── RECORDS SHOWN

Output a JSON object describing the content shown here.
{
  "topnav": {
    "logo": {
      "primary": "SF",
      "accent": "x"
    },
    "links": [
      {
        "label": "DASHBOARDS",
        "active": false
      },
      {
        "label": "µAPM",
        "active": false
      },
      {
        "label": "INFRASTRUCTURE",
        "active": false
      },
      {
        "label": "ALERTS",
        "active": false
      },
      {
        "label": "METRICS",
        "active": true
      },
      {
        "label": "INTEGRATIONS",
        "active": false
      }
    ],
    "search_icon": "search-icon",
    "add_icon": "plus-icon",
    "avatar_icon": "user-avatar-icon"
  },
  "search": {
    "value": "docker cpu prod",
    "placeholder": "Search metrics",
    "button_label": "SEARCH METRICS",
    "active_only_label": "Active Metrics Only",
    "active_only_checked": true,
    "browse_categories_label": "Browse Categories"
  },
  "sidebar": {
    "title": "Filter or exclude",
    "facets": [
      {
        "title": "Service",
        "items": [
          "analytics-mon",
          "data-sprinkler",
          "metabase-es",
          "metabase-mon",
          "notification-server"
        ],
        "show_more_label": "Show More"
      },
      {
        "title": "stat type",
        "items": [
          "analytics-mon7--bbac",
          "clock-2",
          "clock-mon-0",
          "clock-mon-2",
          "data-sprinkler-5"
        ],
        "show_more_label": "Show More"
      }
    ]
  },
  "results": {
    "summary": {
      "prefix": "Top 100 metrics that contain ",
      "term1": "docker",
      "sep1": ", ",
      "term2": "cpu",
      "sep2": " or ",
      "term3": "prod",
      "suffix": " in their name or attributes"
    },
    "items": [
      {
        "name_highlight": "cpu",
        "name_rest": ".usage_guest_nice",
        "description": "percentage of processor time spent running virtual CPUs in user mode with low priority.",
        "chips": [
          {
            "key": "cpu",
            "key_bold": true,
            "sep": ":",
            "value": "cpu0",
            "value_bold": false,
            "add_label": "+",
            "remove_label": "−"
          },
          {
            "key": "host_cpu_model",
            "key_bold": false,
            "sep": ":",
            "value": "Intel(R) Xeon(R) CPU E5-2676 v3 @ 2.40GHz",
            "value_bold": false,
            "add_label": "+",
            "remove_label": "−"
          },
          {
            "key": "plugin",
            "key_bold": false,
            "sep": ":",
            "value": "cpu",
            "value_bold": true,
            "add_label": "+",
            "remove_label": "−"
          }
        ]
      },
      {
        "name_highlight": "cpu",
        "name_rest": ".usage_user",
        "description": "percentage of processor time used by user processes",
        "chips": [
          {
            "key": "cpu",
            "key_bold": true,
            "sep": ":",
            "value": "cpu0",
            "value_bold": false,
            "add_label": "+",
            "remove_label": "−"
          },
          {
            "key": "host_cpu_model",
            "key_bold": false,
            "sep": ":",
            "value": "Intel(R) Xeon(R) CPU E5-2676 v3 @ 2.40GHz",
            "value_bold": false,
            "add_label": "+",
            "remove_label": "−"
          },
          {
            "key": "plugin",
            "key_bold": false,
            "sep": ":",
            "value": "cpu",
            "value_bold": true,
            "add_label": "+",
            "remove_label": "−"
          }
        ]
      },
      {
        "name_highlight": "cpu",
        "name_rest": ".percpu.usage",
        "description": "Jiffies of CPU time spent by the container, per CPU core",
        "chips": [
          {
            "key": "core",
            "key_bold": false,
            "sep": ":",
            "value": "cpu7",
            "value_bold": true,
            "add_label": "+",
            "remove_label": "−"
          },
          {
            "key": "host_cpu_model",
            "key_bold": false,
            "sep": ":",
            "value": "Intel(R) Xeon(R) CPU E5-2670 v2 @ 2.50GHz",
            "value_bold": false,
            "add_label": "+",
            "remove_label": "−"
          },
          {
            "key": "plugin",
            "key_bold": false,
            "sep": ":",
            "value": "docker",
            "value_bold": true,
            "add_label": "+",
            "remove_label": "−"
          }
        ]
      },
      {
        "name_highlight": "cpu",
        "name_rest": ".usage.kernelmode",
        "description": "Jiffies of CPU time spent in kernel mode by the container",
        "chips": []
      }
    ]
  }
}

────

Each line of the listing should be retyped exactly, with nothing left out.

ANSWER TO THIS PROBLEM »
Output a JSON object describing the content shown here.
{
  "topnav": {
    "logo": {
      "primary": "SF",
      "accent": "x"
    },
    "links": [
      {
        "label": "DASHBOARDS",
        "active": false
      },
      {
        "label": "µAPM",
        "active": false
      },
      {
        "label": "INFRASTRUCTURE",
        "active": false
      },
      {
        "label": "ALERTS",
        "active": false
      },
      {
        "label": "METRICS",
        "active": true
      },
      {
        "label": "INTEGRATIONS",
        "active": false
      }
    ],
    "search_icon": "search-icon",
    "add_icon": "plus-icon",
    "avatar_icon": "user-avatar-icon"
  },
  "search": {
    "value": "docker cpu prod",
    "placeholder": "Search metrics",
    "button_label": "SEARCH METRICS",
    "active_only_label": "Active Metrics Only",
    "active_only_checked": true,
    "browse_categories_label": "Browse Categories"
  },
  "sidebar": {
    "title": "Filter or exclude",
    "facets": [
      {
        "title": "Service",
        "items": [
          "analytics-mon",
          "data-sprinkler",
          "metabase-es",
          "metabase-mon",
          "notification-server"
        ],
        "show_more_label": "Show More"
      },
      {
        "title": "stat type",
        "items": [
          "analytics-mon7--bbac",
          "clock-2",
          "clock-mon-0",
          "clock-mon-2",
          "data-sprinkler-5"
        ],
        "show_more_label": "Show More"
      }
    ]
  },
  "results": {
    "summary": {
      "prefix": "Top 100 metrics that contain ",
      "term1": "docker",
      "sep1": ", ",
      "term2": "cpu",
      "sep2": " or ",
      "term3": "prod",
      "suffix": " in their name or attributes"
    },
    "items": [
      {
        "name_highlight": "cpu",
        "name_rest": ".usage_guest_nice",
        "description": "percentage of processor time spent running virtual CPUs in user mode with low priority.",
        "chips": [
          {
            "key": "cpu",
            "key_bold": true,
            "sep": ":",
            "value": "cpu0",
            "value_bold": false,
            "add_label": "+",
            "remove_label": "−"
          },
          {
            "key": "host_cpu_model",
            "key_bold": false,
            "sep": ":",
            "value": "Intel(R) Xeon(R) CPU E5-2676 v3 @ 2.40GHz",
            "value_bold": false,
            "add_label": "+",
            "remove_label": "−"
          },
          {
            "key": "plugin",
            "key_bold": false,
            "sep": ":",
            "value": "cpu",
            "value_bold": true,
            "add_label": "+",
            "remove_label": "−"
          }
        ]
      },
      {
        "name_highlight": "cpu",
        "name_rest": ".usage_user",
        "description": "percentage of processor time used by user processes",
        "chips": [
          {
            "key": "cpu",
            "key_bold": true,
            "sep": ":",
            "value": "cpu0",
            "value_bold": false,
            "add_label": "+",
            "remove_label": "−"
          },
          {
            "key": "host_cpu_model",
            "key_bold": false,
            "sep": ":",
            "value": "Intel(R) Xeon(R) CPU E5-2676 v3 @ 2.40GHz",
            "value_bold": false,
            "add_label": "+",
            "remove_label": "−"
          },
          {
            "key": "plugin",
            "key_bold": false,
            "sep": ":",
            "value": "cpu",
            "value_bold": true,
            "add_label": "+",
            "remove_label": "−"
          }
        ]
      },
      {
        "name_highlight": "cpu",
        "name_rest": ".percpu.usage",
        "description": "Jiffies of CPU time spent by the container, per CPU core",
        "chips": [
          {
            "key": "core",
            "key_bold": false,
            "sep": ":",
            "value": "cpu7",
            "value_bold": true,
            "add_label": "+",
            "remove_label": "−"
          },
          {
            "key": "host_cpu_model",
            "key_bold": false,
            "sep": ":",
            "value": "Intel(R) Xeon(R) CPU E5-2670 v2 @ 2.50GHz",
            "value_bold": false,
            "add_label": "+",
            "remove_label": "−"
          },
          {
            "key": "plugin",
            "key_bold": false,
            "sep": ":",
            "value": "docker",
            "value_bold": true,
            "add_label": "+",
            "remove_label": "−"
          }
        ]
      },
      {
        "name_highlight": "cpu",
        "name_rest": ".usage.kernelmode",
        "description": "Jiffies of CPU time spent in kernel mode by the container",
        "chips": []
      }
    ]
  }
}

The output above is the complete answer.